-- Brief --
Repeat, line for line, the entries printed below.

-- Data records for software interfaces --
-- Opening Marker --
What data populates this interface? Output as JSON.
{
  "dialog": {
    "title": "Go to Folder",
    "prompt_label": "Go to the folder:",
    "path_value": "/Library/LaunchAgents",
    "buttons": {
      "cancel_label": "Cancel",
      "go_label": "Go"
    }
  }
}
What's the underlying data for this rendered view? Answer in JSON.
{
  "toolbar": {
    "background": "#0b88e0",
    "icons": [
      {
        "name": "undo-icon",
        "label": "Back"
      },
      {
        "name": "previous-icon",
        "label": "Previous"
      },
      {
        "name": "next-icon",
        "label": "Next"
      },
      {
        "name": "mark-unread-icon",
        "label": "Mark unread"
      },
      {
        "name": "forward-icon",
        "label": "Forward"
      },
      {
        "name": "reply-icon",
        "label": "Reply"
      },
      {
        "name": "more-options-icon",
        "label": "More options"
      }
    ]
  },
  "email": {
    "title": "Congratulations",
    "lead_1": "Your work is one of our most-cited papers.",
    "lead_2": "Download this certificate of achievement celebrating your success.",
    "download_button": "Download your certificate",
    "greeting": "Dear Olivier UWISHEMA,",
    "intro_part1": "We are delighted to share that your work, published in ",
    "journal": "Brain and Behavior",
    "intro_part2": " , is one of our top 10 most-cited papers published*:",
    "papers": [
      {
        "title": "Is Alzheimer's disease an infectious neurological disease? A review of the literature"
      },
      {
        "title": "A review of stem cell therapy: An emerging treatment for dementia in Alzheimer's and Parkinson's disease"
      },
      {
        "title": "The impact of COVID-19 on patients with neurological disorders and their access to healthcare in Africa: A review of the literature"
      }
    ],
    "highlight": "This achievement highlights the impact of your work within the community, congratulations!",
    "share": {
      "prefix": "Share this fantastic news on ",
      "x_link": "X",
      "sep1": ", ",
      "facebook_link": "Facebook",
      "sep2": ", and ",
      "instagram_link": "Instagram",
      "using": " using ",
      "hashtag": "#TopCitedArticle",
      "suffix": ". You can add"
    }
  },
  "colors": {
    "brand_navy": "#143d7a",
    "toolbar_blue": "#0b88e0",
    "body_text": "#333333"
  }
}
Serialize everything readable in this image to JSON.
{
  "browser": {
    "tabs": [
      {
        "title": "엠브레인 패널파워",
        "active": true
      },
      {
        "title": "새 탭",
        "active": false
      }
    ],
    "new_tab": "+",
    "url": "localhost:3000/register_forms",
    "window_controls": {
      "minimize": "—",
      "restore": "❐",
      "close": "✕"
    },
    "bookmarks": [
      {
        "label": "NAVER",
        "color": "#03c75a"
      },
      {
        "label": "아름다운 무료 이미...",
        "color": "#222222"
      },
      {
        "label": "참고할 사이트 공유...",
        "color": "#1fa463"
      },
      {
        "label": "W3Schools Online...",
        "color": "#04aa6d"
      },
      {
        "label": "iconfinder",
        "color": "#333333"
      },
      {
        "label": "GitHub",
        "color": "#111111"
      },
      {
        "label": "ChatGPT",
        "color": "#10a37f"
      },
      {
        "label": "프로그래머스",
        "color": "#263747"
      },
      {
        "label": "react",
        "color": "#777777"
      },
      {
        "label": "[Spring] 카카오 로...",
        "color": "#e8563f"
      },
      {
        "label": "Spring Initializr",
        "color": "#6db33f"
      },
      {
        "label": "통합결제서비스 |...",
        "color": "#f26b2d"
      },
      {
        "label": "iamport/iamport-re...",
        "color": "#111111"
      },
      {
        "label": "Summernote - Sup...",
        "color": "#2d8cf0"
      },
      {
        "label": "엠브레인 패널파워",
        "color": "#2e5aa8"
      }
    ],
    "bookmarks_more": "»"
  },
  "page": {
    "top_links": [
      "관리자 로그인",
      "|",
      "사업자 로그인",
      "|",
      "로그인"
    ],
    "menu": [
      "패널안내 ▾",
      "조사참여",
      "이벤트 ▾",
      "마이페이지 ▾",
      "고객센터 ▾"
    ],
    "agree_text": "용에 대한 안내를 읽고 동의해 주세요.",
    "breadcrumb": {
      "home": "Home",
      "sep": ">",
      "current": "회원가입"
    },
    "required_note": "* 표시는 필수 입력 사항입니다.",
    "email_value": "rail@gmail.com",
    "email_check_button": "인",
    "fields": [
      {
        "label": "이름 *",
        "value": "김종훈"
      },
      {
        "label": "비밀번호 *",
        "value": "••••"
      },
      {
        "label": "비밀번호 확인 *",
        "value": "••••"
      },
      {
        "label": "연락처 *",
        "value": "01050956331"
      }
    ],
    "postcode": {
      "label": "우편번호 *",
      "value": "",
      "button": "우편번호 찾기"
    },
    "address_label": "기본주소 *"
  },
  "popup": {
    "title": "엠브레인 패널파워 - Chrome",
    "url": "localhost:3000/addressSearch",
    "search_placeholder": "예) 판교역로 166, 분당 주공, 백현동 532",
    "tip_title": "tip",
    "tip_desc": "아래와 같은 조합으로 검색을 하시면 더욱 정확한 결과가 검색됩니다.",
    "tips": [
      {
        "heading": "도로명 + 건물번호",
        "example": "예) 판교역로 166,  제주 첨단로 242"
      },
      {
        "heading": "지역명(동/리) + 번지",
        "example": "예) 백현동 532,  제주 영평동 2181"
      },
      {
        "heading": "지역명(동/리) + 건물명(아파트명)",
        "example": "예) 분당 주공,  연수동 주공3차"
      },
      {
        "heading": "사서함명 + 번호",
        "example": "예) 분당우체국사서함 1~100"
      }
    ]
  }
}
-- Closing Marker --
-- Written solution --
What data populates this interface? Output as JSON.
{
  "dialog": {
    "title": "Go to Folder",
    "prompt_label": "Go to the folder:",
    "path_value": "/Library/LaunchAgents",
    "buttons": {
      "cancel_label": "Cancel",
      "go_label": "Go"
    }
  }
}
What's the underlying data for this rendered view? Answer in JSON.
{
  "toolbar": {
    "background": "#0b88e0",
    "icons": [
      {
        "name": "undo-icon",
        "label": "Back"
      },
      {
        "name": "previous-icon",
        "label": "Previous"
      },
      {
        "name": "next-icon",
        "label": "Next"
      },
      {
        "name": "mark-unread-icon",
        "label": "Mark unread"
      },
      {
        "name": "forward-icon",
        "label": "Forward"
      },
      {
        "name": "reply-icon",
        "label": "Reply"
      },
      {
        "name": "more-options-icon",
        "label": "More options"
      }
    ]
  },
  "email": {
    "title": "Congratulations",
    "lead_1": "Your work is one of our most-cited papers.",
    "lead_2": "Download this certificate of achievement celebrating your success.",
    "download_button": "Download your certificate",
    "greeting": "Dear Olivier UWISHEMA,",
    "intro_part1": "We are delighted to share that your work, published in ",
    "journal": "Brain and Behavior",
    "intro_part2": " , is one of our top 10 most-cited papers published*:",
    "papers": [
      {
        "title": "Is Alzheimer's disease an infectious neurological disease? A review of the literature"
      },
      {
        "title": "A review of stem cell therapy: An emerging treatment for dementia in Alzheimer's and Parkinson's disease"
      },
      {
        "title": "The impact of COVID-19 on patients with neurological disorders and their access to healthcare in Africa: A review of the literature"
      }
    ],
    "highlight": "This achievement highlights the impact of your work within the community, congratulations!",
    "share": {
      "prefix": "Share this fantastic news on ",
      "x_link": "X",
      "sep1": ", ",
      "facebook_link": "Facebook",
      "sep2": ", and ",
      "instagram_link": "Instagram",
      "using": " using ",
      "hashtag": "#TopCitedArticle",
      "suffix": ". You can add"
    }
  },
  "colors": {
    "brand_navy": "#143d7a",
    "toolbar_blue": "#0b88e0",
    "body_text": "#333333"
  }
}
Serialize everything readable in this image to JSON.
{
  "browser": {
    "tabs": [
      {
        "title": "엠브레인 패널파워",
        "active": true
      },
      {
        "title": "새 탭",
        "active": false
      }
    ],
    "new_tab": "+",
    "url": "localhost:3000/register_forms",
    "window_controls": {
      "minimize": "—",
      "restore": "❐",
      "close": "✕"
    },
    "bookmarks": [
      {
        "label": "NAVER",
        "color": "#03c75a"
      },
      {
        "label": "아름다운 무료 이미...",
        "color": "#222222"
      },
      {
        "label": "참고할 사이트 공유...",
        "color": "#1fa463"
      },
      {
        "label": "W3Schools Online...",
        "color": "#04aa6d"
      },
      {
        "label": "iconfinder",
        "color": "#333333"
      },
      {
        "label": "GitHub",
        "color": "#111111"
      },
      {
        "label": "ChatGPT",
        "color": "#10a37f"
      },
      {
        "label": "프로그래머스",
        "color": "#263747"
      },
      {
        "label": "react",
        "color": "#777777"
      },
      {
        "label": "[Spring] 카카오 로...",
        "color": "#e8563f"
      },
      {
        "label": "Spring Initializr",
        "color": "#6db33f"
      },
      {
        "label": "통합결제서비스 |...",
        "color": "#f26b2d"
      },
      {
        "label": "iamport/iamport-re...",
        "color": "#111111"
      },
      {
        "label": "Summernote - Sup...",
        "color": "#2d8cf0"
      },
      {
        "label": "엠브레인 패널파워",
        "color": "#2e5aa8"
      }
    ],
    "bookmarks_more": "»"
  },
  "page": {
    "top_links": [
      "관리자 로그인",
      "|",
      "사업자 로그인",
      "|",
      "로그인"
    ],
    "menu": [
      "패널안내 ▾",
      "조사참여",
      "이벤트 ▾",
      "마이페이지 ▾",
      "고객센터 ▾"
    ],
    "agree_text": "용에 대한 안내를 읽고 동의해 주세요.",
    "breadcrumb": {
      "home": "Home",
      "sep": ">",
      "current": "회원가입"
    },
    "required_note": "* 표시는 필수 입력 사항입니다.",
    "email_value": "rail@gmail.com",
    "email_check_button": "인",
    "fields": [
      {
        "label": "이름 *",
        "value": "김종훈"
      },
      {
        "label": "비밀번호 *",
        "value": "••••"
      },
      {
        "label": "비밀번호 확인 *",
        "value": "••••"
      },
      {
        "label": "연락처 *",
        "value": "01050956331"
      }
    ],
    "postcode": {
      "label": "우편번호 *",
      "value": "",
      "button": "우편번호 찾기"
    },
    "address_label": "기본주소 *"
  },
  "popup": {
    "title": "엠브레인 패널파워 - Chrome",
    "url": "localhost:3000/addressSearch",
    "search_placeholder": "예) 판교역로 166, 분당 주공, 백현동 532",
    "tip_title": "tip",
    "tip_desc": "아래와 같은 조합으로 검색을 하시면 더욱 정확한 결과가 검색됩니다.",
    "tips": [
      {
        "heading": "도로명 + 건물번호",
        "example": "예) 판교역로 166,  제주 첨단로 242"
      },
      {
        "heading": "지역명(동/리) + 번지",
        "example": "예) 백현동 532,  제주 영평동 2181"
      },
      {
        "heading": "지역명(동/리) + 건물명(아파트명)",
        "example": "예) 분당 주공,  연수동 주공3차"
      },
      {
        "heading": "사서함명 + 번호",
        "example": "예) 분당우체국사서함 1~100"
      }
    ]
  }
}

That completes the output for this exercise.